WORK ORDER
Search the listing for the word "time" and copy every line where it turns up.

--------

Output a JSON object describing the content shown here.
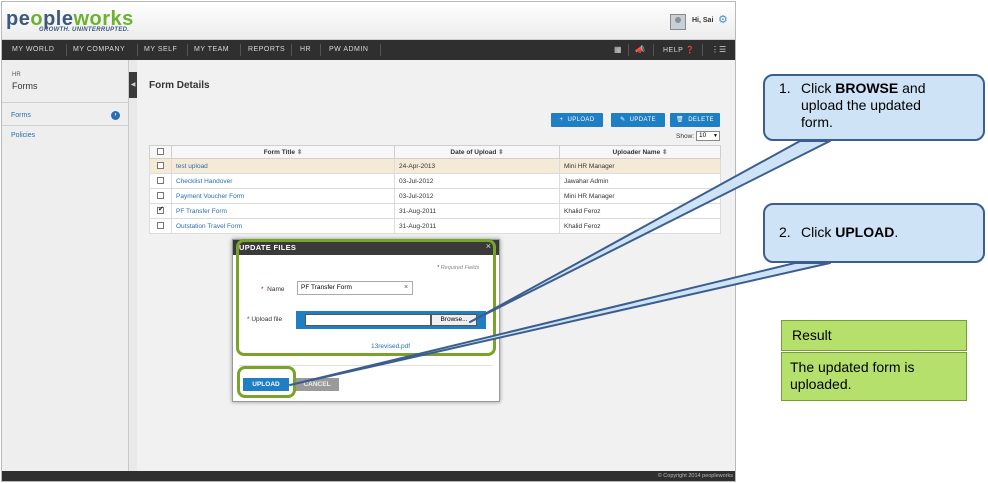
{
  "app": {
    "logo": {
      "part1": "pe",
      "o": "o",
      "part2": "ple",
      "part3": "works",
      "tagline": "GROWTH. UNINTERRUPTED."
    },
    "user_greeting": "Hi, Sai",
    "settings_icon": "gear-icon",
    "nav": {
      "items": [
        "MY WORLD",
        "MY COMPANY",
        "MY SELF",
        "MY TEAM",
        "REPORTS",
        "HR",
        "PW ADMIN"
      ],
      "help": "HELP"
    },
    "sidebar": {
      "section": "HR",
      "title": "Forms",
      "items": [
        "Forms",
        "Policies"
      ]
    },
    "main": {
      "page_title": "Form Details",
      "buttons": {
        "upload": "UPLOAD",
        "update": "UPDATE",
        "delete": "DELETE"
      },
      "show_label": "Show:",
      "show_value": "10",
      "columns": [
        "Form Title",
        "Date of Upload",
        "Uploader Name"
      ],
      "rows": [
        {
          "title": "test upload",
          "date": "24-Apr-2013",
          "uploader": "Mini HR Manager",
          "checked": false
        },
        {
          "title": "Checklist Handover",
          "date": "03-Jul-2012",
          "uploader": "Jawahar Admin",
          "checked": false
        },
        {
          "title": "Payment Voucher Form",
          "date": "03-Jul-2012",
          "uploader": "Mini HR Manager",
          "checked": false
        },
        {
          "title": "PF Transfer Form",
          "date": "31-Aug-2011",
          "uploader": "Khalid Feroz",
          "checked": true
        },
        {
          "title": "Outstation Travel Form",
          "date": "31-Aug-2011",
          "uploader": "Khalid Feroz",
          "checked": false
        }
      ]
    },
    "modal": {
      "title": "UPDATE FILES",
      "required_note": "Required Fields",
      "name_label": "Name",
      "name_value": "PF Transfer Form",
      "upload_label": "Upload file",
      "browse_label": "Browse...",
      "file_link": "13revised.pdf",
      "upload_button": "UPLOAD",
      "cancel_button": "CANCEL"
    },
    "footer": {
      "copyright": "© Copyright 2014 peopleworks"
    }
  },
  "annotations": {
    "step1": {
      "number": "1.",
      "pre": "Click ",
      "bold": "BROWSE",
      "post": " and",
      "line2": "upload the updated",
      "line3": "form."
    },
    "step2": {
      "number": "2.",
      "pre": "Click ",
      "bold": "UPLOAD",
      "post": "."
    },
    "result_title": "Result",
    "result_text": "The updated  form is uploaded."
  },
  "colors": {
    "accent_blue": "#1f7fc4",
    "highlight_green": "#79a329",
    "callout_fill": "#cfe3f6",
    "result_fill": "#b6e06c"
  }
}
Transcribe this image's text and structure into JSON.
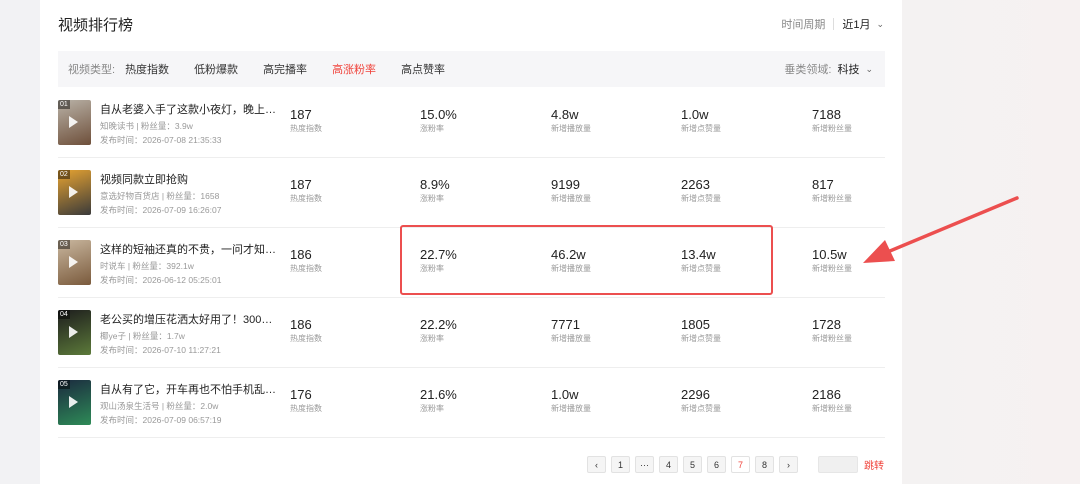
{
  "header": {
    "title": "视频排行榜",
    "period_label": "时间周期",
    "period_value": "近1月"
  },
  "filters": {
    "type_label": "视频类型:",
    "items": [
      "热度指数",
      "低粉爆款",
      "高完播率",
      "高涨粉率",
      "高点赞率"
    ],
    "active_index": 3,
    "domain_label": "垂类领域:",
    "domain_value": "科技"
  },
  "rows": [
    {
      "rank": "01",
      "title": "自从老婆入手了这款小夜灯，晚上再…",
      "meta": "知晚读书 | 粉丝量：3.9w",
      "time": "发布时间：2026-07-08 21:35:33",
      "metrics": [
        {
          "v": "187",
          "l": "热度指数"
        },
        {
          "v": "15.0%",
          "l": "涨粉率"
        },
        {
          "v": "4.8w",
          "l": "新增播放量"
        },
        {
          "v": "1.0w",
          "l": "新增点赞量"
        },
        {
          "v": "7188",
          "l": "新增粉丝量"
        }
      ],
      "thumb_colors": [
        "#b9b2a7",
        "#6e4f3a"
      ]
    },
    {
      "rank": "02",
      "title": "视频同款立即抢购",
      "meta": "意选好物百货店 | 粉丝量：1658",
      "time": "发布时间：2026-07-09 16:26:07",
      "metrics": [
        {
          "v": "187",
          "l": "热度指数"
        },
        {
          "v": "8.9%",
          "l": "涨粉率"
        },
        {
          "v": "9199",
          "l": "新增播放量"
        },
        {
          "v": "2263",
          "l": "新增点赞量"
        },
        {
          "v": "817",
          "l": "新增粉丝量"
        }
      ],
      "thumb_colors": [
        "#e7a331",
        "#3a3a3a"
      ]
    },
    {
      "rank": "03",
      "title": "这样的短袖还真的不贵，一问才知道…",
      "meta": "时说车 | 粉丝量：392.1w",
      "time": "发布时间：2026-06-12 05:25:01",
      "metrics": [
        {
          "v": "186",
          "l": "热度指数"
        },
        {
          "v": "22.7%",
          "l": "涨粉率"
        },
        {
          "v": "46.2w",
          "l": "新增播放量"
        },
        {
          "v": "13.4w",
          "l": "新增点赞量"
        },
        {
          "v": "10.5w",
          "l": "新增粉丝量"
        }
      ],
      "thumb_colors": [
        "#c9b79f",
        "#7a5a3c"
      ]
    },
    {
      "rank": "04",
      "title": "老公买的增压花洒太好用了！300孔…",
      "meta": "椰ye子 | 粉丝量：1.7w",
      "time": "发布时间：2026-07-10 11:27:21",
      "metrics": [
        {
          "v": "186",
          "l": "热度指数"
        },
        {
          "v": "22.2%",
          "l": "涨粉率"
        },
        {
          "v": "7771",
          "l": "新增播放量"
        },
        {
          "v": "1805",
          "l": "新增点赞量"
        },
        {
          "v": "1728",
          "l": "新增粉丝量"
        }
      ],
      "thumb_colors": [
        "#1d1d1d",
        "#5c7a3a"
      ]
    },
    {
      "rank": "05",
      "title": "自从有了它，开车再也不怕手机乱糟…",
      "meta": "观山汤泉生活号 | 粉丝量：2.0w",
      "time": "发布时间：2026-07-09 06:57:19",
      "metrics": [
        {
          "v": "176",
          "l": "热度指数"
        },
        {
          "v": "21.6%",
          "l": "涨粉率"
        },
        {
          "v": "1.0w",
          "l": "新增播放量"
        },
        {
          "v": "2296",
          "l": "新增点赞量"
        },
        {
          "v": "2186",
          "l": "新增粉丝量"
        }
      ],
      "thumb_colors": [
        "#1b2a3f",
        "#2e8b57"
      ]
    }
  ],
  "pagination": {
    "prev": "‹",
    "pages": [
      "1",
      "···",
      "4",
      "5",
      "6",
      "7",
      "8"
    ],
    "active": "7",
    "next": "›",
    "jump_label": "跳转"
  },
  "accent_color": "#f0443c",
  "annotation_color": "#ec4f4f"
}
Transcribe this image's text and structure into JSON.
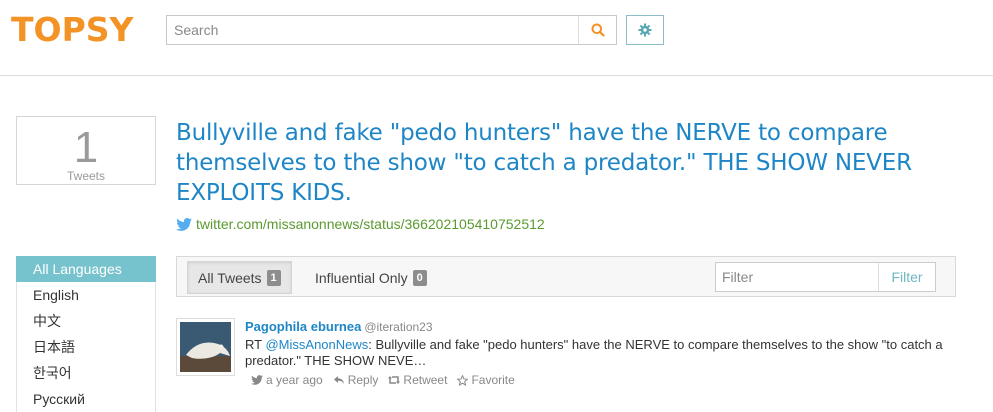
{
  "header": {
    "logo": "TOPSY",
    "search_placeholder": "Search",
    "search_icon": "search-icon",
    "settings_icon": "gear-icon"
  },
  "stats": {
    "count": "1",
    "label": "Tweets"
  },
  "headline": "Bullyville and fake \"pedo hunters\" have the NERVE to compare themselves to the show \"to catch a predator.\" THE SHOW NEVER EXPLOITS KIDS.",
  "source_link": "twitter.com/missanonnews/status/366202105410752512",
  "languages": [
    {
      "label": "All Languages",
      "active": true
    },
    {
      "label": "English",
      "active": false
    },
    {
      "label": "中文",
      "active": false
    },
    {
      "label": "日本語",
      "active": false
    },
    {
      "label": "한국어",
      "active": false
    },
    {
      "label": "Русский",
      "active": false
    }
  ],
  "tabs": {
    "all": {
      "label": "All Tweets",
      "count": "1"
    },
    "influential": {
      "label": "Influential Only",
      "count": "0"
    }
  },
  "filter": {
    "placeholder": "Filter",
    "button": "Filter"
  },
  "tweet": {
    "author": "Pagophila eburnea",
    "handle": "@iteration23",
    "prefix": "RT ",
    "mention": "@MissAnonNews",
    "text": ": Bullyville and fake \"pedo hunters\" have the NERVE to compare themselves to the show \"to catch a predator.\" THE SHOW NEVE…",
    "time": "a year ago",
    "reply": "Reply",
    "retweet": "Retweet",
    "favorite": "Favorite"
  },
  "colors": {
    "brand": "#f39225",
    "link": "#1e86c6",
    "accent": "#77c3cd",
    "source_link": "#5a9a2f"
  }
}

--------

OUTPUT
      "time": "发布时间：2026-07-08 21:35:33",
      "time": "发布时间：2026-07-09 16:26:07",
      "time": "发布时间：2026-06-12 05:25:01",
      "time": "发布时间：2026-07-10 11:27:21",
      "time": "发布时间：2026-07-09 06:57:19",
    "time": "a year ago",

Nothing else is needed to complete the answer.